### GIVEN DATA

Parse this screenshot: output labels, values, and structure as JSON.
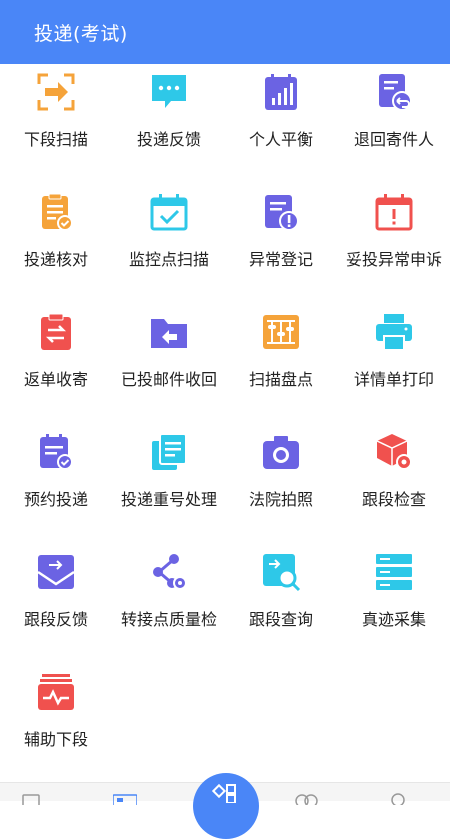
{
  "header": {
    "title": "投递(考试)"
  },
  "menu": {
    "items": [
      {
        "label": "下段扫描",
        "icon": "scan-arrow-icon"
      },
      {
        "label": "投递反馈",
        "icon": "chat-bubble-icon"
      },
      {
        "label": "个人平衡",
        "icon": "balance-chart-icon"
      },
      {
        "label": "退回寄件人",
        "icon": "return-document-icon"
      },
      {
        "label": "投递核对",
        "icon": "clipboard-check-icon"
      },
      {
        "label": "监控点扫描",
        "icon": "calendar-check-icon"
      },
      {
        "label": "异常登记",
        "icon": "warning-document-icon"
      },
      {
        "label": "妥投异常申诉",
        "icon": "calendar-alert-icon"
      },
      {
        "label": "返单收寄",
        "icon": "exchange-clipboard-icon"
      },
      {
        "label": "已投邮件收回",
        "icon": "folder-return-icon"
      },
      {
        "label": "扫描盘点",
        "icon": "abacus-icon"
      },
      {
        "label": "详情单打印",
        "icon": "printer-icon"
      },
      {
        "label": "预约投递",
        "icon": "appointment-calendar-icon"
      },
      {
        "label": "投递重号处理",
        "icon": "duplicate-documents-icon"
      },
      {
        "label": "法院拍照",
        "icon": "camera-icon"
      },
      {
        "label": "跟段检查",
        "icon": "package-gear-icon"
      },
      {
        "label": "跟段反馈",
        "icon": "inbox-envelope-icon"
      },
      {
        "label": "转接点质量检",
        "icon": "share-nodes-gear-icon"
      },
      {
        "label": "跟段查询",
        "icon": "search-document-icon"
      },
      {
        "label": "真迹采集",
        "icon": "server-list-icon"
      },
      {
        "label": "辅助下段",
        "icon": "pulse-inbox-icon"
      }
    ]
  },
  "tabbar": {
    "tabs": [
      "home-tab-icon",
      "apps-tab-icon",
      "messages-tab-icon",
      "profile-tab-icon"
    ],
    "center": "center-action-icon"
  },
  "colors": {
    "header": "#4a86f7",
    "orange": "#f5a33a",
    "cyan": "#2ec8e8",
    "purple": "#6b63e3",
    "red": "#f0514e"
  }
}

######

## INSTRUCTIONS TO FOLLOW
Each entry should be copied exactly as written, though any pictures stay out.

## RESPONSE TO THE EXERCISE
Parse this screenshot: output labels, values, and structure as JSON.
{
  "header": {
    "title": "投递(考试)"
  },
  "menu": {
    "items": [
      {
        "label": "下段扫描",
        "icon": "scan-arrow-icon"
      },
      {
        "label": "投递反馈",
        "icon": "chat-bubble-icon"
      },
      {
        "label": "个人平衡",
        "icon": "balance-chart-icon"
      },
      {
        "label": "退回寄件人",
        "icon": "return-document-icon"
      },
      {
        "label": "投递核对",
        "icon": "clipboard-check-icon"
      },
      {
        "label": "监控点扫描",
        "icon": "calendar-check-icon"
      },
      {
        "label": "异常登记",
        "icon": "warning-document-icon"
      },
      {
        "label": "妥投异常申诉",
        "icon": "calendar-alert-icon"
      },
      {
        "label": "返单收寄",
        "icon": "exchange-clipboard-icon"
      },
      {
        "label": "已投邮件收回",
        "icon": "folder-return-icon"
      },
      {
        "label": "扫描盘点",
        "icon": "abacus-icon"
      },
      {
        "label": "详情单打印",
        "icon": "printer-icon"
      },
      {
        "label": "预约投递",
        "icon": "appointment-calendar-icon"
      },
      {
        "label": "投递重号处理",
        "icon": "duplicate-documents-icon"
      },
      {
        "label": "法院拍照",
        "icon": "camera-icon"
      },
      {
        "label": "跟段检查",
        "icon": "package-gear-icon"
      },
      {
        "label": "跟段反馈",
        "icon": "inbox-envelope-icon"
      },
      {
        "label": "转接点质量检",
        "icon": "share-nodes-gear-icon"
      },
      {
        "label": "跟段查询",
        "icon": "search-document-icon"
      },
      {
        "label": "真迹采集",
        "icon": "server-list-icon"
      },
      {
        "label": "辅助下段",
        "icon": "pulse-inbox-icon"
      }
    ]
  },
  "tabbar": {
    "tabs": [
      "home-tab-icon",
      "apps-tab-icon",
      "messages-tab-icon",
      "profile-tab-icon"
    ],
    "center": "center-action-icon"
  },
  "colors": {
    "header": "#4a86f7",
    "orange": "#f5a33a",
    "cyan": "#2ec8e8",
    "purple": "#6b63e3",
    "red": "#f0514e"
  }
}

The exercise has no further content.